Set down all the data again. Change nothing.

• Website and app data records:

=-=-=

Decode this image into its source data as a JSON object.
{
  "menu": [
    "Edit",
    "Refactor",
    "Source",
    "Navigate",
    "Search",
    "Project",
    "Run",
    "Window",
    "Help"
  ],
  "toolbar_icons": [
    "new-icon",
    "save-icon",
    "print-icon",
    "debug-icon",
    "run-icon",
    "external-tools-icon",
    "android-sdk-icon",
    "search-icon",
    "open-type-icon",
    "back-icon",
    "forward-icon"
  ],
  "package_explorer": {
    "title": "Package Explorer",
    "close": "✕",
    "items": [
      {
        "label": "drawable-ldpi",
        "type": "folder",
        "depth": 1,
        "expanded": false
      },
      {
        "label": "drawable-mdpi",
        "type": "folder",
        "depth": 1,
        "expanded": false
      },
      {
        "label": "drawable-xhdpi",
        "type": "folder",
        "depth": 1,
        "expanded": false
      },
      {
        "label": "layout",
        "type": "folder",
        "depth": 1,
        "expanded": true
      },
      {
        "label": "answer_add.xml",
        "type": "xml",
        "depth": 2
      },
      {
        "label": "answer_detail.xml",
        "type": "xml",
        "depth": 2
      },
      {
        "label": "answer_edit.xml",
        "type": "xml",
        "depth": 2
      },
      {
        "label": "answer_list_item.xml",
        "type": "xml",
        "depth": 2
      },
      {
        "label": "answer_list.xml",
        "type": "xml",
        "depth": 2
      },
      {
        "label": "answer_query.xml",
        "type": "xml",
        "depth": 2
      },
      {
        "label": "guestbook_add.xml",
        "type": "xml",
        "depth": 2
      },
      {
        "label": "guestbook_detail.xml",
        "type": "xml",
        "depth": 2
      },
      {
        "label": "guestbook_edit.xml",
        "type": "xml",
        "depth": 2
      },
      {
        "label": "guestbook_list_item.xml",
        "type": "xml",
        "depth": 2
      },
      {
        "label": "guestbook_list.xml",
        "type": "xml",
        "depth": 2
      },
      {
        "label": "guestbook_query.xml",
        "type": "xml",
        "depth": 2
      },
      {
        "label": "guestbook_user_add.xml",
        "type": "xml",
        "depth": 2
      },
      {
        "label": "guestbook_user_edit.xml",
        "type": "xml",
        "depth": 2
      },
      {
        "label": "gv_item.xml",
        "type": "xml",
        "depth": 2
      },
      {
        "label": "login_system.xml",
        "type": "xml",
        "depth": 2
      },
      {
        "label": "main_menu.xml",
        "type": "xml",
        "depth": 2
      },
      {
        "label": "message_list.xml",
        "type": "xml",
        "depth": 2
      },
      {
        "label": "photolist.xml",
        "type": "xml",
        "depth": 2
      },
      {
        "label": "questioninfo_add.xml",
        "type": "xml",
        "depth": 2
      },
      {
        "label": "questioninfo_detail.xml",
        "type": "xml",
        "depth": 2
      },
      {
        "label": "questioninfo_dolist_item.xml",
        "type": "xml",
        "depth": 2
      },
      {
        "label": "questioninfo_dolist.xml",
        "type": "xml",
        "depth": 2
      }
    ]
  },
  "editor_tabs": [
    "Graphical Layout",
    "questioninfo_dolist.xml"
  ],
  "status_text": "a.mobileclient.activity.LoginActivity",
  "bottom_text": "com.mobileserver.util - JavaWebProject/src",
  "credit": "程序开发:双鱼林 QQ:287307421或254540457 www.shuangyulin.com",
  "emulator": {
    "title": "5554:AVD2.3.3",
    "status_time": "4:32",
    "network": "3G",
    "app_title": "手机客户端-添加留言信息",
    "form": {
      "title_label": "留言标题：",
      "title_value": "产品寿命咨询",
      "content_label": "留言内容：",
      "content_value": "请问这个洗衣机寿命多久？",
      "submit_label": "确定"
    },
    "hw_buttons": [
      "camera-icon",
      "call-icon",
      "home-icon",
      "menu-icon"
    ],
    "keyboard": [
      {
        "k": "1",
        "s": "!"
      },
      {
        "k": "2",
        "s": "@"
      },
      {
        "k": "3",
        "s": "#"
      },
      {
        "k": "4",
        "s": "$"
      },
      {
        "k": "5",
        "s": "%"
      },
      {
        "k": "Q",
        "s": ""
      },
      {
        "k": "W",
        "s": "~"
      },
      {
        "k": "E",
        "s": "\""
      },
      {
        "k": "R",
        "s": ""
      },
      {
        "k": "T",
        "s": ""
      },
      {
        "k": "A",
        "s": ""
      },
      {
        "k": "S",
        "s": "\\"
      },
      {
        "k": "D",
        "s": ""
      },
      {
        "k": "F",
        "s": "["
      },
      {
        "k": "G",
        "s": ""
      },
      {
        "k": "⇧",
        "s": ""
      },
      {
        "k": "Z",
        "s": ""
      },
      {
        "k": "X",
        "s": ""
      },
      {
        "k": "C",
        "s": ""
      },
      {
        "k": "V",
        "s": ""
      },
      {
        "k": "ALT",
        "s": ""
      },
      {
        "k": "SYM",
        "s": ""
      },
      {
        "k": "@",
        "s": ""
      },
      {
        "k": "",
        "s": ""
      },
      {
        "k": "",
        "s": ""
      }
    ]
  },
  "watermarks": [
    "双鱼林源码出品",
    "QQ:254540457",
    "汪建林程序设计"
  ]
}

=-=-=

• Finished task:
Decode this image into its source data as a JSON object.
{
  "menu": [
    "Edit",
    "Refactor",
    "Source",
    "Navigate",
    "Search",
    "Project",
    "Run",
    "Window",
    "Help"
  ],
  "toolbar_icons": [
    "new-icon",
    "save-icon",
    "print-icon",
    "debug-icon",
    "run-icon",
    "external-tools-icon",
    "android-sdk-icon",
    "search-icon",
    "open-type-icon",
    "back-icon",
    "forward-icon"
  ],
  "package_explorer": {
    "title": "Package Explorer",
    "close": "✕",
    "items": [
      {
        "label": "drawable-ldpi",
        "type": "folder",
        "depth": 1,
        "expanded": false
      },
      {
        "label": "drawable-mdpi",
        "type": "folder",
        "depth": 1,
        "expanded": false
      },
      {
        "label": "drawable-xhdpi",
        "type": "folder",
        "depth": 1,
        "expanded": false
      },
      {
        "label": "layout",
        "type": "folder",
        "depth": 1,
        "expanded": true
      },
      {
        "label": "answer_add.xml",
        "type": "xml",
        "depth": 2
      },
      {
        "label": "answer_detail.xml",
        "type": "xml",
        "depth": 2
      },
      {
        "label": "answer_edit.xml",
        "type": "xml",
        "depth": 2
      },
      {
        "label": "answer_list_item.xml",
        "type": "xml",
        "depth": 2
      },
      {
        "label": "answer_list.xml",
        "type": "xml",
        "depth": 2
      },
      {
        "label": "answer_query.xml",
        "type": "xml",
        "depth": 2
      },
      {
        "label": "guestbook_add.xml",
        "type": "xml",
        "depth": 2
      },
      {
        "label": "guestbook_detail.xml",
        "type": "xml",
        "depth": 2
      },
      {
        "label": "guestbook_edit.xml",
        "type": "xml",
        "depth": 2
      },
      {
        "label": "guestbook_list_item.xml",
        "type": "xml",
        "depth": 2
      },
      {
        "label": "guestbook_list.xml",
        "type": "xml",
        "depth": 2
      },
      {
        "label": "guestbook_query.xml",
        "type": "xml",
        "depth": 2
      },
      {
        "label": "guestbook_user_add.xml",
        "type": "xml",
        "depth": 2
      },
      {
        "label": "guestbook_user_edit.xml",
        "type": "xml",
        "depth": 2
      },
      {
        "label": "gv_item.xml",
        "type": "xml",
        "depth": 2
      },
      {
        "label": "login_system.xml",
        "type": "xml",
        "depth": 2
      },
      {
        "label": "main_menu.xml",
        "type": "xml",
        "depth": 2
      },
      {
        "label": "message_list.xml",
        "type": "xml",
        "depth": 2
      },
      {
        "label": "photolist.xml",
        "type": "xml",
        "depth": 2
      },
      {
        "label": "questioninfo_add.xml",
        "type": "xml",
        "depth": 2
      },
      {
        "label": "questioninfo_detail.xml",
        "type": "xml",
        "depth": 2
      },
      {
        "label": "questioninfo_dolist_item.xml",
        "type": "xml",
        "depth": 2
      },
      {
        "label": "questioninfo_dolist.xml",
        "type": "xml",
        "depth": 2
      }
    ]
  },
  "editor_tabs": [
    "Graphical Layout",
    "questioninfo_dolist.xml"
  ],
  "status_text": "a.mobileclient.activity.LoginActivity",
  "bottom_text": "com.mobileserver.util - JavaWebProject/src",
  "credit": "程序开发:双鱼林 QQ:287307421或254540457 www.shuangyulin.com",
  "emulator": {
    "title": "5554:AVD2.3.3",
    "status_time": "4:32",
    "network": "3G",
    "app_title": "手机客户端-添加留言信息",
    "form": {
      "title_label": "留言标题：",
      "title_value": "产品寿命咨询",
      "content_label": "留言内容：",
      "content_value": "请问这个洗衣机寿命多久？",
      "submit_label": "确定"
    },
    "hw_buttons": [
      "camera-icon",
      "call-icon",
      "home-icon",
      "menu-icon"
    ],
    "keyboard": [
      {
        "k": "1",
        "s": "!"
      },
      {
        "k": "2",
        "s": "@"
      },
      {
        "k": "3",
        "s": "#"
      },
      {
        "k": "4",
        "s": "$"
      },
      {
        "k": "5",
        "s": "%"
      },
      {
        "k": "Q",
        "s": ""
      },
      {
        "k": "W",
        "s": "~"
      },
      {
        "k": "E",
        "s": "\""
      },
      {
        "k": "R",
        "s": ""
      },
      {
        "k": "T",
        "s": ""
      },
      {
        "k": "A",
        "s": ""
      },
      {
        "k": "S",
        "s": "\\"
      },
      {
        "k": "D",
        "s": ""
      },
      {
        "k": "F",
        "s": "["
      },
      {
        "k": "G",
        "s": ""
      },
      {
        "k": "⇧",
        "s": ""
      },
      {
        "k": "Z",
        "s": ""
      },
      {
        "k": "X",
        "s": ""
      },
      {
        "k": "C",
        "s": ""
      },
      {
        "k": "V",
        "s": ""
      },
      {
        "k": "ALT",
        "s": ""
      },
      {
        "k": "SYM",
        "s": ""
      },
      {
        "k": "@",
        "s": ""
      },
      {
        "k": "",
        "s": ""
      },
      {
        "k": "",
        "s": ""
      }
    ]
  },
  "watermarks": [
    "双鱼林源码出品",
    "QQ:254540457",
    "汪建林程序设计"
  ]
}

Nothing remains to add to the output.